Moreland’s unit was attacked by the North Vietnamese Army in February 1968 at Lang Vei. He was mortally wounded. But while the battle left some of his comrades dead, Moreland was never found. Until now.
His remains will be flown home in May and buried in Alabama, beside his parents’ graves, she said.
Moreland, known as “Les” to his fellow soldiers, was only 22 when he was killed but his story touched people he would never meet.
“He’s the real deal, this is a real hero,” said Mike Hughes, a member of the Hacienda Heights Improvement Association. “He was young, he was a medic and involved in this horrific firefight – it’s amazing story.”
Hughes learned of Moreland when he found a metal memorial plaque with Moreland’s name on it lying in some bushes in the 2100 block of South Hacienda Boulevard. After learning who Moreland was, Hughes and the HHIA had a concrete monument built and remounted the plaque in his honor.
Hughes knew Moreland was MIA and never forgot about him. Read more about the fallen soldier at Moreland.
Police arrested a 48-year-old Rowland Heights man Friday on suspicion of molesting a 15-year-old Redlands boy over several months. The man met the teen in an online chat room, according to a news release issued by city spokesman Carl Baker.
Officers arrested Joe Phillip Morales in Highland.
Morales met the 15-year-old boy in an online chat room in November 2010 and began a relationship with him, according to the news release. The boy was reported as a runaway Feb. 16 along with a 15-year-old girl.
Family members told police the boy and girl were with Morales but they did not know their location, according to the news release. Officers found the teens three days later in San Diego and returned to Redlands. Police interviewed the juveniles and learned the name of the suspect.
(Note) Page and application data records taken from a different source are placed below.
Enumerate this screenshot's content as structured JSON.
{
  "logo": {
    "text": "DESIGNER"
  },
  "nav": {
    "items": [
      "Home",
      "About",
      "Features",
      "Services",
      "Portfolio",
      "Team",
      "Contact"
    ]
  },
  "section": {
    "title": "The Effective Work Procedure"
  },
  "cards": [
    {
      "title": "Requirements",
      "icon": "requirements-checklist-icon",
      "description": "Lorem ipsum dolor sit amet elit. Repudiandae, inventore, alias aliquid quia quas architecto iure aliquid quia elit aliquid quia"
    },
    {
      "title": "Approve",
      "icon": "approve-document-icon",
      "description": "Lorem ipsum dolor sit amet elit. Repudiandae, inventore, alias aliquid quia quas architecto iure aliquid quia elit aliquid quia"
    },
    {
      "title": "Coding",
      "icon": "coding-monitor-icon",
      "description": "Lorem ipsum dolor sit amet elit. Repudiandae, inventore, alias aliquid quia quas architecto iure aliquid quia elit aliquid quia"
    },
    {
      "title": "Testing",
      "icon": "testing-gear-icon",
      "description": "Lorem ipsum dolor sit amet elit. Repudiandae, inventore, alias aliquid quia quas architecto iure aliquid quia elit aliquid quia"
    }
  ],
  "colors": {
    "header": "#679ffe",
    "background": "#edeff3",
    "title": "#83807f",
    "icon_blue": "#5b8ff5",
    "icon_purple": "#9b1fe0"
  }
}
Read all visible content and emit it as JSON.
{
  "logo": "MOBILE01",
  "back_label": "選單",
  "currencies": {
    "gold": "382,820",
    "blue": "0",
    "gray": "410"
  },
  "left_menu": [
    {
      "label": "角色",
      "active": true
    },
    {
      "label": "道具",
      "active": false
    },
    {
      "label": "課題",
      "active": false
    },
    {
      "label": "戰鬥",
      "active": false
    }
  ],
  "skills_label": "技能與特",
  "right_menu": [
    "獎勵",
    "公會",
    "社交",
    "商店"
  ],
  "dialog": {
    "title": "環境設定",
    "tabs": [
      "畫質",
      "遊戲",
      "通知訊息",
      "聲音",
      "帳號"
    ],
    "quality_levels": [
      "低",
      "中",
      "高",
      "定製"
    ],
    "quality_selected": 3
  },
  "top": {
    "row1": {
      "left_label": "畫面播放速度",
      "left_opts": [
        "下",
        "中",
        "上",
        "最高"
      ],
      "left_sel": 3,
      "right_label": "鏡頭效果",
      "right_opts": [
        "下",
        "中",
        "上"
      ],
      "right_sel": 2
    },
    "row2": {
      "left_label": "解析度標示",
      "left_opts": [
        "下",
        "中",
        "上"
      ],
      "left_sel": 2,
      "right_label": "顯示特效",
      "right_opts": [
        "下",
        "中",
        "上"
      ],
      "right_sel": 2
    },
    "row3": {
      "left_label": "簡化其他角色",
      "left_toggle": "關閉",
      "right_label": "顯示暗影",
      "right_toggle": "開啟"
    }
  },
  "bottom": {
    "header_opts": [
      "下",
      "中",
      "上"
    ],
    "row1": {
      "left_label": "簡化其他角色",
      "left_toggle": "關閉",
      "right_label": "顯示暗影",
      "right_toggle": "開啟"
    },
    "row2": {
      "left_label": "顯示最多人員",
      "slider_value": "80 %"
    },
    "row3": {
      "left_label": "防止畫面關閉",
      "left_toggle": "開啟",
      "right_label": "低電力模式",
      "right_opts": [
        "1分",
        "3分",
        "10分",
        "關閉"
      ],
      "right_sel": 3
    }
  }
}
Morales was arrested for multiple lewd acts with the boy spanning from November 2010 to February 2011.
What do you want to do when you grow up? Some people know what they’ll become as early as 5 years old. For others, their jobs come as complete surprises, the hand of fate directing them on their career path.
Newton Middle School students heard from both camps during a career day on Feb. 24. Some of the speakers had always known what they wanted to be, while others hadn’t had a clue. A couple were even in between.
But the professionals were all entertaining as they discussed their careers with the preteens. The one thing they all shared in common seemed to be their love for their profession.
A judge, a principal and a saleswoman share their stories in Richard Irwin’s story at CAREERS.